If you're seeking true love online, be aware of potential scams. “Catfishing” happens when someone hides his or her actual identity and pretends to conduct a romance online. The person doing this is often a scammer who wants money.
A typical “catfishing” relationship scam starts simply. Two people meet online, usually through a dating site. They email, trade pictures, talk on the phone, and soon they’re making plans to meet. As the relationship gets stronger, things start to change. The scammer asks his/her “new love” to wire money… to visit a sick uncle, to pay for emergency surgery, or for airfare to come for a visit. The scammer’s story can be very persuasive. This kind of request for money is a big warning sign. Even if you are very tempted to help an online friend, never send money or reveal personally identifiable information to someone you have not met in person or have not verified as reliable.
"Dating sites, social media and other online introduction channels may offer convenience and anonymity, but not without risk as this is an environment that scammers can use to deliver their plan," said Claire Rosenzweig, President and CEO of the BBB Serving Metropolitan New York. "Being victimized by a scam can happen to anyone and that includes romance scams. You may believe that you’re getting to know someone through photos, email or chatting, but it’s easy for the person at the other end of the keyboard to conceal the truth. While many people find lasting love via online channels, there are red flags to watch for that may indicate you’re dealing with a scammer.”
Consumers should be wary of anyone who:
Asks to talk or chat on an outside email or messaging service. Oftentimes, this allows fraudsters to carry out scams without the dating site or other website having a record of the encounter. Remember that scammers play on emotion… and romance is certainly a strong emotion. Anytime people are vulnerable, fraudsters find opportunity.
Almost immediately declares love for you without meeting you or even knowing much about you.
Offers excuses for not having a webcam call or in-person meeting when you try to get better acquainted.
Claims to be from this country but is currently traveling, living or working abroad. Be cautious if online romancers claim to be called away suddenly, or say they are in the military and stationed overseas.
Asks you for money or credit card information. In some cases the scammer will claim an emergency like a sick relative or stolen wallet, and will ask you to wire money. The first wire transfer may be small but the requests keep coming and growing. The payback promises are empty; the money’s gone, and so is the scammer.
Sends you emails containing questionable links to third-party websites.
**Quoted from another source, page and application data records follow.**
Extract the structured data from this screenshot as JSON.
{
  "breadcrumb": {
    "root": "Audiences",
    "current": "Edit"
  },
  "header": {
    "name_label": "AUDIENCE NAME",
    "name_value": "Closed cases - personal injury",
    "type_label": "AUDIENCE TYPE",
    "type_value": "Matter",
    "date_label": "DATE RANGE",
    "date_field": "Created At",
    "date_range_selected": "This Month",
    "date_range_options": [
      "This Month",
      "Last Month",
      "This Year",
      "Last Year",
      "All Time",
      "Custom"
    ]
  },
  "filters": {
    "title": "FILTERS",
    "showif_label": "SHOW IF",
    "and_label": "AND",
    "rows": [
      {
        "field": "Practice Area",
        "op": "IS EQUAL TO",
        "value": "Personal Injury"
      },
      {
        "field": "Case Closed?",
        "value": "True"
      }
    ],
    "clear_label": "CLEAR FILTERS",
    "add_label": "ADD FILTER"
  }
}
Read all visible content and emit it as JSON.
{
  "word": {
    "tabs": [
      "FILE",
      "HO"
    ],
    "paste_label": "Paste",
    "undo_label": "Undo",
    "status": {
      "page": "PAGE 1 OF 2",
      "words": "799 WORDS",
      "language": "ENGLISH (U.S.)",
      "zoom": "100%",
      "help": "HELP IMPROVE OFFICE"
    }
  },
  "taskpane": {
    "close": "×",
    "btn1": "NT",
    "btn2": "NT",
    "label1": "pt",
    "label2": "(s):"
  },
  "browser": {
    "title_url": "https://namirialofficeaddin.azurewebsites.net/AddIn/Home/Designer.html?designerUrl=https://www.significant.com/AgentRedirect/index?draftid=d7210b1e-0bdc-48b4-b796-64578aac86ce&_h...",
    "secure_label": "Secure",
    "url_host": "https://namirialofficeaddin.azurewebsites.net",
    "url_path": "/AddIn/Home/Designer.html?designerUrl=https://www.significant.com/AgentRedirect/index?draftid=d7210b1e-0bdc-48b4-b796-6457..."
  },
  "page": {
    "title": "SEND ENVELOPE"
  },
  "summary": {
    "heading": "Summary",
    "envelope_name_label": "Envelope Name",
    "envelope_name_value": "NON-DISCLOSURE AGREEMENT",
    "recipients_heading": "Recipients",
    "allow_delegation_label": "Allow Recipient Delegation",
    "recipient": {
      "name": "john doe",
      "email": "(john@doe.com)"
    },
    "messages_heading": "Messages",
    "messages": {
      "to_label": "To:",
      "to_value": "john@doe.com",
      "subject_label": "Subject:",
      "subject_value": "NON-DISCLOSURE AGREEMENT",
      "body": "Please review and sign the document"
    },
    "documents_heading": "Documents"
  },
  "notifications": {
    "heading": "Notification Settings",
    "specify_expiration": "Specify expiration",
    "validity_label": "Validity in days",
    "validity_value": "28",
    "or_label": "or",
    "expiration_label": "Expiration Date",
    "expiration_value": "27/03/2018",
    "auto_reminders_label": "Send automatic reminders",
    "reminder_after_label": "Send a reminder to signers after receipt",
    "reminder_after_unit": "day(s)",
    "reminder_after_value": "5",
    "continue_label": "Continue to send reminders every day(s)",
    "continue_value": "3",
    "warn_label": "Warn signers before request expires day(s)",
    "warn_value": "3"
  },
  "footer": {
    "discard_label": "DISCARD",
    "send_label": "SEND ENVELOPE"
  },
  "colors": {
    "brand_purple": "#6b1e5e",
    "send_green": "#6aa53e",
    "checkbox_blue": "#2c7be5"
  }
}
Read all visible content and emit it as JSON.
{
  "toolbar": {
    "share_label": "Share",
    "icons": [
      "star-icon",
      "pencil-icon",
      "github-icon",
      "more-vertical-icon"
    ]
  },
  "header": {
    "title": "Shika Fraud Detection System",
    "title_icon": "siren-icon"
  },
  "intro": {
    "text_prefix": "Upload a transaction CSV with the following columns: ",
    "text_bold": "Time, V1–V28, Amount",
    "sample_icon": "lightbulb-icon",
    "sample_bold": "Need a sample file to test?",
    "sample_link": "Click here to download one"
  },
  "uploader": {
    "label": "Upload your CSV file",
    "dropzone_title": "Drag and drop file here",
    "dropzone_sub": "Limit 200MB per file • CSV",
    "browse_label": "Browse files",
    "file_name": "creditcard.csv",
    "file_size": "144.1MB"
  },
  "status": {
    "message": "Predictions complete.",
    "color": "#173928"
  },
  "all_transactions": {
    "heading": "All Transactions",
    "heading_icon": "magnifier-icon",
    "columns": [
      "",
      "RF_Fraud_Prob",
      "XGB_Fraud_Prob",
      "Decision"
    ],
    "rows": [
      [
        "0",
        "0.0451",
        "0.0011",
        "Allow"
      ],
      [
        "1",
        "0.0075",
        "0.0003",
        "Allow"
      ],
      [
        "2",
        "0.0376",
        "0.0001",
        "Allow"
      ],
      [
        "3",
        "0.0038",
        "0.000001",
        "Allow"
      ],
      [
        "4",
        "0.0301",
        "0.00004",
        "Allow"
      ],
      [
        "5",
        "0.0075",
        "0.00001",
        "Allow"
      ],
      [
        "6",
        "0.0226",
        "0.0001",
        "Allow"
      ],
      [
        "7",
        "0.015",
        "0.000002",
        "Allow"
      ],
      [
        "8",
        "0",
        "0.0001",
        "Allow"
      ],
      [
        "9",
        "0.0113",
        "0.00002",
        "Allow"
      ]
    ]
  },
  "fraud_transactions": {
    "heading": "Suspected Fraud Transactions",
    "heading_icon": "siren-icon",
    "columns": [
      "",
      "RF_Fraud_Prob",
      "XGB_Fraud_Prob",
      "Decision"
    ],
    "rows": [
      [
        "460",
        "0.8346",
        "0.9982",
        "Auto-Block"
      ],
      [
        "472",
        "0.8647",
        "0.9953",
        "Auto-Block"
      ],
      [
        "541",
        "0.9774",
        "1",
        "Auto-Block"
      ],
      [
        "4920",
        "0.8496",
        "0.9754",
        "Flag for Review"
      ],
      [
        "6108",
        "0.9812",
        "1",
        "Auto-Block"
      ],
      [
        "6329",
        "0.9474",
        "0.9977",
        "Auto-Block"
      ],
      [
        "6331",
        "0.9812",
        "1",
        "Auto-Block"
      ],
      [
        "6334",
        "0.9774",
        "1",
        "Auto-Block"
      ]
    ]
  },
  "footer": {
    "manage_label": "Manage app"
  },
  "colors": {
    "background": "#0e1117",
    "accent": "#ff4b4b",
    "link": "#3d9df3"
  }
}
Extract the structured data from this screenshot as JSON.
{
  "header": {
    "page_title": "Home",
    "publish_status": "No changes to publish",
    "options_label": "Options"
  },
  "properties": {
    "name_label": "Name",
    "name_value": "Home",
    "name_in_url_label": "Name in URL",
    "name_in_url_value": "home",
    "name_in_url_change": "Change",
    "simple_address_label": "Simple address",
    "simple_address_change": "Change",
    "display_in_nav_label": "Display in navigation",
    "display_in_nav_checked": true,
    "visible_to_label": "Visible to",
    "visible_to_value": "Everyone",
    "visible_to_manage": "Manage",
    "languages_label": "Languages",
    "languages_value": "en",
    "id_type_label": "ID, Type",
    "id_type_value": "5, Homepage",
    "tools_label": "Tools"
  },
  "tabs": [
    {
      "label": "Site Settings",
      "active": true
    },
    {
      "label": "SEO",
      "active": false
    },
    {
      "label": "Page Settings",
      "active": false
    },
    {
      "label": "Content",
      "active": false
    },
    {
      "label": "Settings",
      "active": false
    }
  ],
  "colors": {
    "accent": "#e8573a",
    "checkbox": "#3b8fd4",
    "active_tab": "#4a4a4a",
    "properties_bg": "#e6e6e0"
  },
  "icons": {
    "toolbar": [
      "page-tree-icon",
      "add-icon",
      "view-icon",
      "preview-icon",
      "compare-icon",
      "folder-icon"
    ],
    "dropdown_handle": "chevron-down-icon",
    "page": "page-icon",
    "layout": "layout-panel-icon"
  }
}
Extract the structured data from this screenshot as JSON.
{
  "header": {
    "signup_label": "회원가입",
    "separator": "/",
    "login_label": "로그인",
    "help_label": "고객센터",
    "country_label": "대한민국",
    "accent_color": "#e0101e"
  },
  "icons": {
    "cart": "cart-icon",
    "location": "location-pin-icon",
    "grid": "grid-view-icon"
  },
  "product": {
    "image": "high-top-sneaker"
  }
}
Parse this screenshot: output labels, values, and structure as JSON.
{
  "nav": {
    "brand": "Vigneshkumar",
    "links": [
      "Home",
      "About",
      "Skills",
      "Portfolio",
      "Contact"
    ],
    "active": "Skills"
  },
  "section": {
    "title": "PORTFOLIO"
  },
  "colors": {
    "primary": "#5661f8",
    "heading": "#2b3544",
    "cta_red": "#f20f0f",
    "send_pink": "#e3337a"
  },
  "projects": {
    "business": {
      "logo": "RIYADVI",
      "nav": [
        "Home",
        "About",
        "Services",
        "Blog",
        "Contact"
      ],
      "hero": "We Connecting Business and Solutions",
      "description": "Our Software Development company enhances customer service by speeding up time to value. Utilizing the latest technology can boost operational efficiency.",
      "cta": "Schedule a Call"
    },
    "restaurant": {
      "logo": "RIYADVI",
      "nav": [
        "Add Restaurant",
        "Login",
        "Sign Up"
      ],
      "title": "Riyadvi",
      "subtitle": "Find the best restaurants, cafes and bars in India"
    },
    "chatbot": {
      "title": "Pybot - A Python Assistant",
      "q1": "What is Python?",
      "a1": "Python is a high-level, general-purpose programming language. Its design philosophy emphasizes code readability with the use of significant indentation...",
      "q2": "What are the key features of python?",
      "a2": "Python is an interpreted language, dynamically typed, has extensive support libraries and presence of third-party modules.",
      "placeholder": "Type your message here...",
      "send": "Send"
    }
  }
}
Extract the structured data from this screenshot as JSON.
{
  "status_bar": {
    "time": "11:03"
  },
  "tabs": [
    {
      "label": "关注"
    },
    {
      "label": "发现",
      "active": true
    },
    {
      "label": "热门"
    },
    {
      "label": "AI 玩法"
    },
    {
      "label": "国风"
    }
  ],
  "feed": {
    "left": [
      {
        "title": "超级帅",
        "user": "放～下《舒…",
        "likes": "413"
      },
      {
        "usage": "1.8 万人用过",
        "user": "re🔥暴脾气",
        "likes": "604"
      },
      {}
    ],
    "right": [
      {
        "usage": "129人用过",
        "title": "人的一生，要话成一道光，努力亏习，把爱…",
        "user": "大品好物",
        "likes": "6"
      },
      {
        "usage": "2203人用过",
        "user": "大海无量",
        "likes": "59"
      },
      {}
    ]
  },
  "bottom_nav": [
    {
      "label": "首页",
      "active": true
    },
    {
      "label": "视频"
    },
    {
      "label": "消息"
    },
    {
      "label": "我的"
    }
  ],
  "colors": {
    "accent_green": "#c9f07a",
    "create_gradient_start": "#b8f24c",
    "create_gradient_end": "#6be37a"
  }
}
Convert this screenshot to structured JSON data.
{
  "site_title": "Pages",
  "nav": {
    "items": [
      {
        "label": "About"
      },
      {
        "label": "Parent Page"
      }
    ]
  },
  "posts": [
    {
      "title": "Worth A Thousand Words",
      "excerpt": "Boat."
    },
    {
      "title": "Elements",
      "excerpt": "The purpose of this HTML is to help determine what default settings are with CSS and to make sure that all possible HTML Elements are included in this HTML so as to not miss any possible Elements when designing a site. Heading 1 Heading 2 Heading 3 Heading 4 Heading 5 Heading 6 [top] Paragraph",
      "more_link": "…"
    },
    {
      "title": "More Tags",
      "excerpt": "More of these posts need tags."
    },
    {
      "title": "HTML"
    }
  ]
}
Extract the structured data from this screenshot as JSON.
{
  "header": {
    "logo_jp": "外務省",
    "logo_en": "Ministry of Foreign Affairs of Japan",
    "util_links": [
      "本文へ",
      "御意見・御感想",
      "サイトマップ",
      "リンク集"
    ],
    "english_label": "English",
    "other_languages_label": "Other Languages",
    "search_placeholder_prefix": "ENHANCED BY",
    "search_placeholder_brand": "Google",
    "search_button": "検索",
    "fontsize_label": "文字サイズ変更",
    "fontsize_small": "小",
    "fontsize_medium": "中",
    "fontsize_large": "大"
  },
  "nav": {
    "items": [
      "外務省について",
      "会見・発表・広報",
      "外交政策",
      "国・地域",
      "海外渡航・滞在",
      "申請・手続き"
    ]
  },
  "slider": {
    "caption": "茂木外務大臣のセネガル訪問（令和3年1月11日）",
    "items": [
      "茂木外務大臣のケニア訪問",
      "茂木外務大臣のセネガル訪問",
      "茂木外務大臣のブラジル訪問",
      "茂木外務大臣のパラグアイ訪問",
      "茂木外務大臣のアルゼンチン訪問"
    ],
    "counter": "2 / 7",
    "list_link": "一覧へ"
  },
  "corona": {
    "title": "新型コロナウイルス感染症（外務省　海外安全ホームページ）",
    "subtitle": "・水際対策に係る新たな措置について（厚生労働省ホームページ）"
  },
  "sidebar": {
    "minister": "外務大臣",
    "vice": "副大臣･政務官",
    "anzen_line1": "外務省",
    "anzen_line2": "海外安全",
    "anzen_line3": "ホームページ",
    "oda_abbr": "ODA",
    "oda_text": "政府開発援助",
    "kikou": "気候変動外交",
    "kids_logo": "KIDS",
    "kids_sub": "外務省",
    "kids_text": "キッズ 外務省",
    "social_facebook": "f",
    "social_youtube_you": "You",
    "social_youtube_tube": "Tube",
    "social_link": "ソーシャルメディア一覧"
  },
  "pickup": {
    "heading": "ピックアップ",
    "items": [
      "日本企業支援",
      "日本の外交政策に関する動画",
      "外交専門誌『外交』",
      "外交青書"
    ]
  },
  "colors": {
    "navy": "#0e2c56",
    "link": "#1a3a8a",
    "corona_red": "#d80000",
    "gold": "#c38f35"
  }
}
Third-party links can contain malware that’s designed to steal personal information off your computer. Scammers may use third party links that look credible, but in reality, they only link to viruses that can lead to identity theft.